══ TASK DATA ══
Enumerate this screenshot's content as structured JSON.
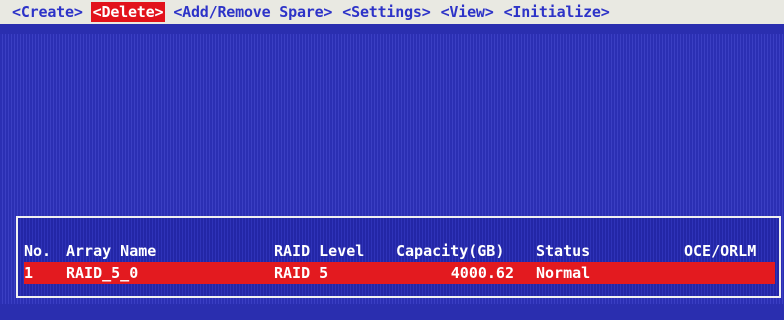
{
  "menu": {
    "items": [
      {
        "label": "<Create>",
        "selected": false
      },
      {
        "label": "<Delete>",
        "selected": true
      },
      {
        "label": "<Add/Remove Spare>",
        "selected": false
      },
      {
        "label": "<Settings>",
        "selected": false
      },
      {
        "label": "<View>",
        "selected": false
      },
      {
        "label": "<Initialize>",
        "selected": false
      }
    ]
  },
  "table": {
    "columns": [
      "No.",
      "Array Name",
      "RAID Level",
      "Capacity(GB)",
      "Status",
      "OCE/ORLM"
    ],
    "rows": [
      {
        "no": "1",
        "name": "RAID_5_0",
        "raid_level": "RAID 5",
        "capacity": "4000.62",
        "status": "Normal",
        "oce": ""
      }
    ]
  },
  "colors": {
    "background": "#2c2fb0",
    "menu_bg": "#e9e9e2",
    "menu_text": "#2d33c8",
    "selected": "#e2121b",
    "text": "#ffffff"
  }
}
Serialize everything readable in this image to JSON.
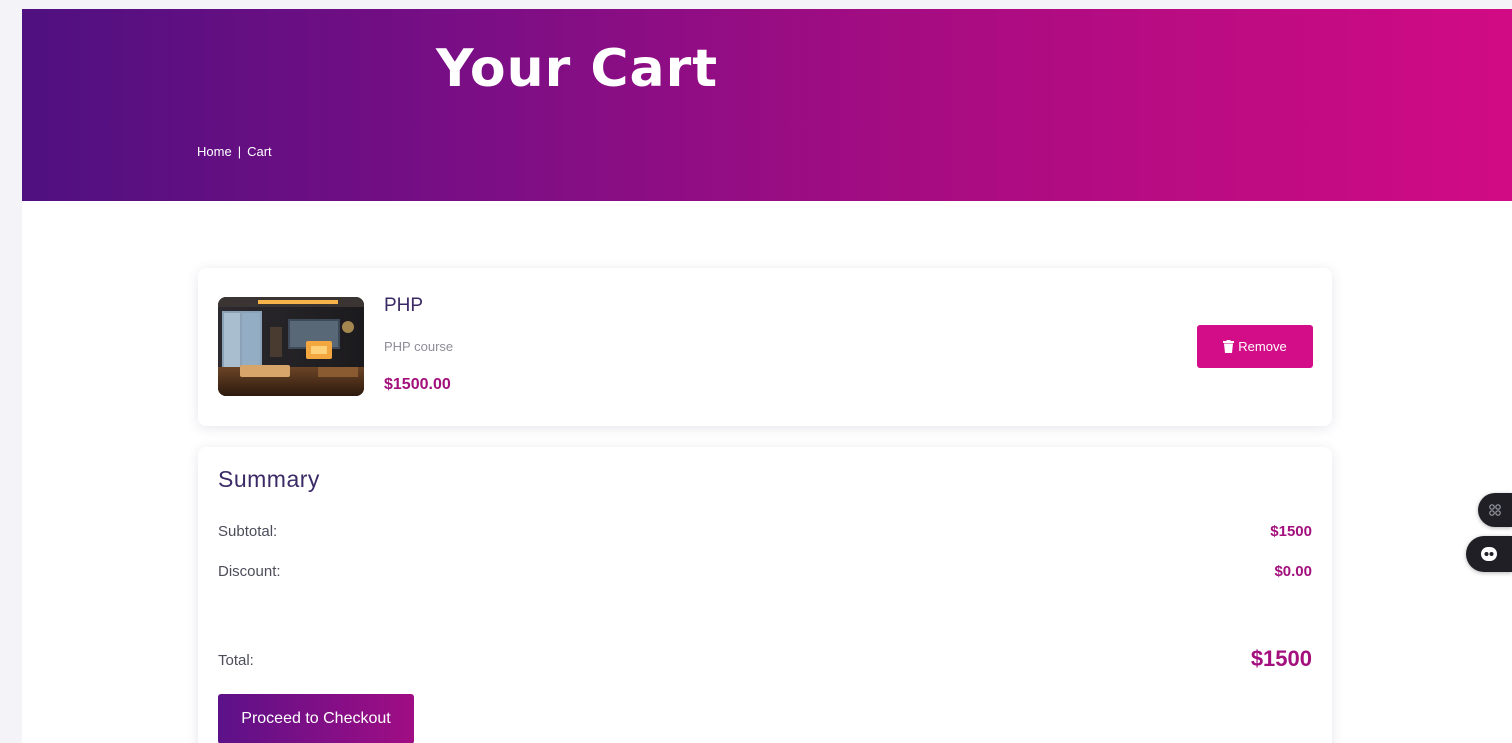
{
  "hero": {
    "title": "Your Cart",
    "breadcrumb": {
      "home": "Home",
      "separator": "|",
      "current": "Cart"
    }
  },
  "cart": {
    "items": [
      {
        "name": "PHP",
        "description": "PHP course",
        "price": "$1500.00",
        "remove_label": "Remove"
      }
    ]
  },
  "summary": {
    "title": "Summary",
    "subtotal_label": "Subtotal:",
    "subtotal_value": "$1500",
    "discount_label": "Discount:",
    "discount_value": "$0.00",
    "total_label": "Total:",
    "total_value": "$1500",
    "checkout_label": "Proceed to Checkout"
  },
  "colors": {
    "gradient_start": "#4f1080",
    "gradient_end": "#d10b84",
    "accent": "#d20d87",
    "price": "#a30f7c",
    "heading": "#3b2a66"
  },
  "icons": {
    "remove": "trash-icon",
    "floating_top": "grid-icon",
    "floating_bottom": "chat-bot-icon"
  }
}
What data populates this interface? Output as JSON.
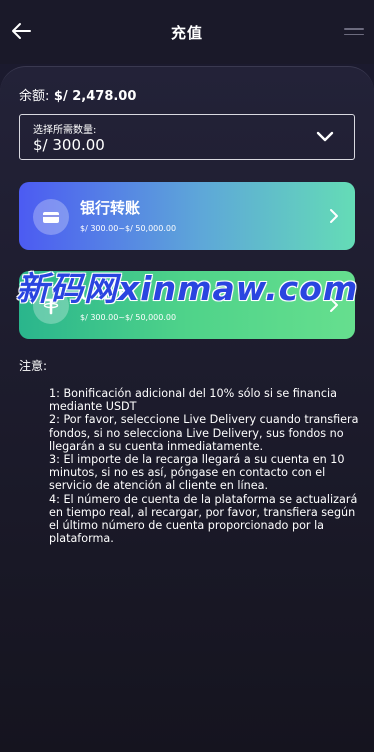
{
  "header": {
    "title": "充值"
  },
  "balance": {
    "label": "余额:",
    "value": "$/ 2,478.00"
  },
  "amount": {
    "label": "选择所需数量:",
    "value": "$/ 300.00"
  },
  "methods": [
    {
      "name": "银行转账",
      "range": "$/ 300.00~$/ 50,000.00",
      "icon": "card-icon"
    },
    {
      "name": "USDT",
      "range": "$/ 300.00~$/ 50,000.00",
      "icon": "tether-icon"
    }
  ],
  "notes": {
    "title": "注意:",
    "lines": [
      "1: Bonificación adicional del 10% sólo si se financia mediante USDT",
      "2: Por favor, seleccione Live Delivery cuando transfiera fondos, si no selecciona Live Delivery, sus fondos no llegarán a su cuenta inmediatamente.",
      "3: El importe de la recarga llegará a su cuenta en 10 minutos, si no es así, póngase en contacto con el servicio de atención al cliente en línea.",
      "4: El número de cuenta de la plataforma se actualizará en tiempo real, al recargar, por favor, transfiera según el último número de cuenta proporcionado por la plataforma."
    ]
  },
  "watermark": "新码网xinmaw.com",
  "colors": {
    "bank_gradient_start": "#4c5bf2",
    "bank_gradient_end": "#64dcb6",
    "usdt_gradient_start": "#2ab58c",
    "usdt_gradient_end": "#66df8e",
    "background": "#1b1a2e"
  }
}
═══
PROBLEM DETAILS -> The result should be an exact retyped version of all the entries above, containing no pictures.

THE ANSWER ->
Enumerate this screenshot's content as structured JSON.
{
  "menu": {
    "items": [
      {
        "label": "<Create>",
        "selected": false
      },
      {
        "label": "<Delete>",
        "selected": true
      },
      {
        "label": "<Add/Remove Spare>",
        "selected": false
      },
      {
        "label": "<Settings>",
        "selected": false
      },
      {
        "label": "<View>",
        "selected": false
      },
      {
        "label": "<Initialize>",
        "selected": false
      }
    ]
  },
  "table": {
    "columns": [
      "No.",
      "Array Name",
      "RAID Level",
      "Capacity(GB)",
      "Status",
      "OCE/ORLM"
    ],
    "rows": [
      {
        "no": "1",
        "name": "RAID_5_0",
        "raid_level": "RAID 5",
        "capacity": "4000.62",
        "status": "Normal",
        "oce": ""
      }
    ]
  },
  "colors": {
    "background": "#2c2fb0",
    "menu_bg": "#e9e9e2",
    "menu_text": "#2d33c8",
    "selected": "#e2121b",
    "text": "#ffffff"
  }
}
Serialize everything readable in this image to JSON.
{
  "hero": {
    "title": "Your Cart",
    "breadcrumb": {
      "home": "Home",
      "separator": "|",
      "current": "Cart"
    }
  },
  "cart": {
    "items": [
      {
        "name": "PHP",
        "description": "PHP course",
        "price": "$1500.00",
        "remove_label": "Remove"
      }
    ]
  },
  "summary": {
    "title": "Summary",
    "subtotal_label": "Subtotal:",
    "subtotal_value": "$1500",
    "discount_label": "Discount:",
    "discount_value": "$0.00",
    "total_label": "Total:",
    "total_value": "$1500",
    "checkout_label": "Proceed to Checkout"
  },
  "colors": {
    "gradient_start": "#4f1080",
    "gradient_end": "#d10b84",
    "accent": "#d20d87",
    "price": "#a30f7c",
    "heading": "#3b2a66"
  },
  "icons": {
    "remove": "trash-icon",
    "floating_top": "grid-icon",
    "floating_bottom": "chat-bot-icon"
  }
}
What data populates this interface? Output as JSON.
{
  "header": {
    "title": "充值"
  },
  "balance": {
    "label": "余额:",
    "value": "$/ 2,478.00"
  },
  "amount": {
    "label": "选择所需数量:",
    "value": "$/ 300.00"
  },
  "methods": [
    {
      "name": "银行转账",
      "range": "$/ 300.00~$/ 50,000.00",
      "icon": "card-icon"
    },
    {
      "name": "USDT",
      "range": "$/ 300.00~$/ 50,000.00",
      "icon": "tether-icon"
    }
  ],
  "notes": {
    "title": "注意:",
    "lines": [
      "1: Bonificación adicional del 10% sólo si se financia mediante USDT",
      "2: Por favor, seleccione Live Delivery cuando transfiera fondos, si no selecciona Live Delivery, sus fondos no llegarán a su cuenta inmediatamente.",
      "3: El importe de la recarga llegará a su cuenta en 10 minutos, si no es así, póngase en contacto con el servicio de atención al cliente en línea.",
      "4: El número de cuenta de la plataforma se actualizará en tiempo real, al recargar, por favor, transfiera según el último número de cuenta proporcionado por la plataforma."
    ]
  },
  "watermark": "新码网xinmaw.com",
  "colors": {
    "bank_gradient_start": "#4c5bf2",
    "bank_gradient_end": "#64dcb6",
    "usdt_gradient_start": "#2ab58c",
    "usdt_gradient_end": "#66df8e",
    "background": "#1b1a2e"
  }
}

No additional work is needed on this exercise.